What this task involves - Search each line below for "time", then return the lines where it appears.

= = =

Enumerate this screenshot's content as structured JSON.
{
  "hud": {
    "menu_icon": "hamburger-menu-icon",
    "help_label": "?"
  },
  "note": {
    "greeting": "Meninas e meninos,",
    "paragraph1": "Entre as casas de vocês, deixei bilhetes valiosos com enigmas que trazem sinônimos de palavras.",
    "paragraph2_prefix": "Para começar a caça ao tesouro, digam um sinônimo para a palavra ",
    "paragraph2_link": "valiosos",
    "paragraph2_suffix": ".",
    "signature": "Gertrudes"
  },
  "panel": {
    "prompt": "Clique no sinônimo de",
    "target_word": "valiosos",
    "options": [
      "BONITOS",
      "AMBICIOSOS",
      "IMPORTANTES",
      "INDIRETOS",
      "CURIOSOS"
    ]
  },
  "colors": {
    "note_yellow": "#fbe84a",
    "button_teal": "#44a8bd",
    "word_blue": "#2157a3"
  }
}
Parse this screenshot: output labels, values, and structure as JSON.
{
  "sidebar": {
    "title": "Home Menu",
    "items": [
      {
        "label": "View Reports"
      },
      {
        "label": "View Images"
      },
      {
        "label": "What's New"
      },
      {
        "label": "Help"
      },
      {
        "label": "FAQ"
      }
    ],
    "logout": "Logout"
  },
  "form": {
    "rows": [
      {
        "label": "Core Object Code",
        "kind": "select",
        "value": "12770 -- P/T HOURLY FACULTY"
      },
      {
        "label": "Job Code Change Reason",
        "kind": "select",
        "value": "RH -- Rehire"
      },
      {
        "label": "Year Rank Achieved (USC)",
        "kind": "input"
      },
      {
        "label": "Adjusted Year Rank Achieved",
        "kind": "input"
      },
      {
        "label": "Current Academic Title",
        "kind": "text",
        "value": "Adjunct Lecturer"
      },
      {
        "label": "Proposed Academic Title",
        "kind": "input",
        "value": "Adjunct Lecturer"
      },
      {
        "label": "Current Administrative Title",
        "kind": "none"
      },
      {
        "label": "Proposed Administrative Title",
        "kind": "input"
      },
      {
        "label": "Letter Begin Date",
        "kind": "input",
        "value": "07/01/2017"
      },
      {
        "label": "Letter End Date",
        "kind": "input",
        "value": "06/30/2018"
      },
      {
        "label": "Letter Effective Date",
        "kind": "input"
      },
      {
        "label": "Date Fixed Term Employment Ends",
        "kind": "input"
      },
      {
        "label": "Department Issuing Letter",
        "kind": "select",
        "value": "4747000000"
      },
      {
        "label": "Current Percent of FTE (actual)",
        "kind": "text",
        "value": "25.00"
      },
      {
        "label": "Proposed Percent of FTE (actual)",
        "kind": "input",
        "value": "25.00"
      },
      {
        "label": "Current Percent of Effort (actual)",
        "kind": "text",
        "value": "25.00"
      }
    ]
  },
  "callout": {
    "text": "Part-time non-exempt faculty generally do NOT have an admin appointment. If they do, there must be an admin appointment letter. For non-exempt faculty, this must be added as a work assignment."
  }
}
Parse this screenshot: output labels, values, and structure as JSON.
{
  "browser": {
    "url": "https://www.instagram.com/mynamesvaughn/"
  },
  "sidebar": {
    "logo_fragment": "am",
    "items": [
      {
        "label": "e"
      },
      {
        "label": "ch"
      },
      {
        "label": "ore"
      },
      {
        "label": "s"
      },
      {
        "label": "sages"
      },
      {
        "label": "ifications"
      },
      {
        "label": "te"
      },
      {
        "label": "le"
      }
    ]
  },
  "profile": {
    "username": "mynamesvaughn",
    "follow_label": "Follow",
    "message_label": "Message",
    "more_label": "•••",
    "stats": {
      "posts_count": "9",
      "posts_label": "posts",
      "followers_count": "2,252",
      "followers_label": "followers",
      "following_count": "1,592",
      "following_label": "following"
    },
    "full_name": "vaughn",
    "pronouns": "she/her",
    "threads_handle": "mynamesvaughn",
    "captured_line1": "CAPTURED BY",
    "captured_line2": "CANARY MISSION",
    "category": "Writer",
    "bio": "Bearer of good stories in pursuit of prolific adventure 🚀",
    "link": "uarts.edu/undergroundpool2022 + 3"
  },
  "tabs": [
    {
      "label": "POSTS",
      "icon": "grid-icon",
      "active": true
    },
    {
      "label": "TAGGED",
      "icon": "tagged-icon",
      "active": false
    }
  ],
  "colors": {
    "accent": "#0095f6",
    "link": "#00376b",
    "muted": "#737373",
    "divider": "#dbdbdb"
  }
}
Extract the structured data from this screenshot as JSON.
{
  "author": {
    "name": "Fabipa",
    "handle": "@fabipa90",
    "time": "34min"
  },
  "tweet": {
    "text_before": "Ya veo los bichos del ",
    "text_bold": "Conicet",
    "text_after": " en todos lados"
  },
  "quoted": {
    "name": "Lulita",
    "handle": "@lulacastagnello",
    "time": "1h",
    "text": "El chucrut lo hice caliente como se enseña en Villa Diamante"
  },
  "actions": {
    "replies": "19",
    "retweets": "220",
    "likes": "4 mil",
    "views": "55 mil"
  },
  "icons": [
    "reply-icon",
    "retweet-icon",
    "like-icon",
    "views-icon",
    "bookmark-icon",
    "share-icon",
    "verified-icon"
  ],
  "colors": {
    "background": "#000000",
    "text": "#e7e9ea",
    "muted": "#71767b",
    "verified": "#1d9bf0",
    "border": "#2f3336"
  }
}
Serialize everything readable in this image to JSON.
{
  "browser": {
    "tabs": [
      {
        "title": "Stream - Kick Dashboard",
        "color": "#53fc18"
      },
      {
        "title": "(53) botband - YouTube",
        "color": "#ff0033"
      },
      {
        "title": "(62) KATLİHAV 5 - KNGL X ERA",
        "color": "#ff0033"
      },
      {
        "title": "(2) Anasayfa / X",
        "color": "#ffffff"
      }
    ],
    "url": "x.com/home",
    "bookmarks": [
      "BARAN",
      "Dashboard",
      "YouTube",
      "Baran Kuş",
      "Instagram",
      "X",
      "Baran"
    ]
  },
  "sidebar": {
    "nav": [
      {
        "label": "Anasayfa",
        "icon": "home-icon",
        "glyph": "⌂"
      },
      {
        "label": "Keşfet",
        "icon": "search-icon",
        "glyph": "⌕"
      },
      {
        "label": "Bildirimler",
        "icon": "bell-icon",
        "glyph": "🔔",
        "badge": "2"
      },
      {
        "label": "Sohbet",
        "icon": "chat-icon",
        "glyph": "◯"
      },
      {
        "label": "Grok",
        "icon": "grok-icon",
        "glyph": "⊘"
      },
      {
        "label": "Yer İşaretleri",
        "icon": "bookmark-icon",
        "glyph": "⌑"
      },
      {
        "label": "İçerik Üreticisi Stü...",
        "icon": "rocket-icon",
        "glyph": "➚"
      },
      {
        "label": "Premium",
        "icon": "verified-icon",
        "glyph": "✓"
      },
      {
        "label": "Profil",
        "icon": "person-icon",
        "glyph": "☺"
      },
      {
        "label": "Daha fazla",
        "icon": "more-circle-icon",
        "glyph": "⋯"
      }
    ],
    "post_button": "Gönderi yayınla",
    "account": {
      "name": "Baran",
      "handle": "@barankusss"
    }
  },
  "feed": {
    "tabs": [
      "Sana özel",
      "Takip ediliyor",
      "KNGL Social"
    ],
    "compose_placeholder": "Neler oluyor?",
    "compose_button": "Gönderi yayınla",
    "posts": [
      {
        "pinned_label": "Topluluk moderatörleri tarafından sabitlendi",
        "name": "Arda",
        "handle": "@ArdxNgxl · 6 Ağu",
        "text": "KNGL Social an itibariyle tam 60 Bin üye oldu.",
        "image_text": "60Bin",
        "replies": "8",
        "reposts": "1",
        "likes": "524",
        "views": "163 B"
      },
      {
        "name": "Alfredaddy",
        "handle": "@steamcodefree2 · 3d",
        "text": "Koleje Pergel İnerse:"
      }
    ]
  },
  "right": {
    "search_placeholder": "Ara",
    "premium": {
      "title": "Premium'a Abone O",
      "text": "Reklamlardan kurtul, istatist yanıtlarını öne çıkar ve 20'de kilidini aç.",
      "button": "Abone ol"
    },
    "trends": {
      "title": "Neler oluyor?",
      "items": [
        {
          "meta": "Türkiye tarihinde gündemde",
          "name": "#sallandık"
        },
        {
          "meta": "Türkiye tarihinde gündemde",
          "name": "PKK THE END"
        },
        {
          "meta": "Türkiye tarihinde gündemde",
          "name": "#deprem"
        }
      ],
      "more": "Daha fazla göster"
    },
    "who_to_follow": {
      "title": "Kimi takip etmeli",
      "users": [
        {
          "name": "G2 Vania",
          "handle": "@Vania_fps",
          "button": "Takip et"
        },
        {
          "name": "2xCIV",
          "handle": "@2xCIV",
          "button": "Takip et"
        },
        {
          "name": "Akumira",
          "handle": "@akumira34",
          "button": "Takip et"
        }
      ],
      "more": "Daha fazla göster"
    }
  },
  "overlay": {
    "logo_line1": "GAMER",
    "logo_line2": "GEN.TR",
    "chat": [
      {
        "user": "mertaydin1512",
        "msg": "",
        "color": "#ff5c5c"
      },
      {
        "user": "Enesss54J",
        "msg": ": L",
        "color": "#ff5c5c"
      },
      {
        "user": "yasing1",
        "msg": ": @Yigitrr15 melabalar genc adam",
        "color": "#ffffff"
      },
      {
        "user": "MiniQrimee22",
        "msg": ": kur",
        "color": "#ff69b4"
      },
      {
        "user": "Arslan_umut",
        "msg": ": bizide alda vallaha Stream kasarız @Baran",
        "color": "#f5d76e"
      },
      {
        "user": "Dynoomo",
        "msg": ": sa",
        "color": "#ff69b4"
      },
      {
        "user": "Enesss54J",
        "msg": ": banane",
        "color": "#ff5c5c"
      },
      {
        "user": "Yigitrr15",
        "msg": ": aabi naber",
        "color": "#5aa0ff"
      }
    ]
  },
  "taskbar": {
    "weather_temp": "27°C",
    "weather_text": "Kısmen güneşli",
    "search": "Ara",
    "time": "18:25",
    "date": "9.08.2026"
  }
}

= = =

Exercise result -
    "text": "Part-time non-exempt faculty generally do NOT have an admin appointment. If they do, there must be an admin appointment letter. For non-exempt faculty, this must be added as a work assignment."
    "time": "34min"
    "time": "1h",
    "time": "18:25",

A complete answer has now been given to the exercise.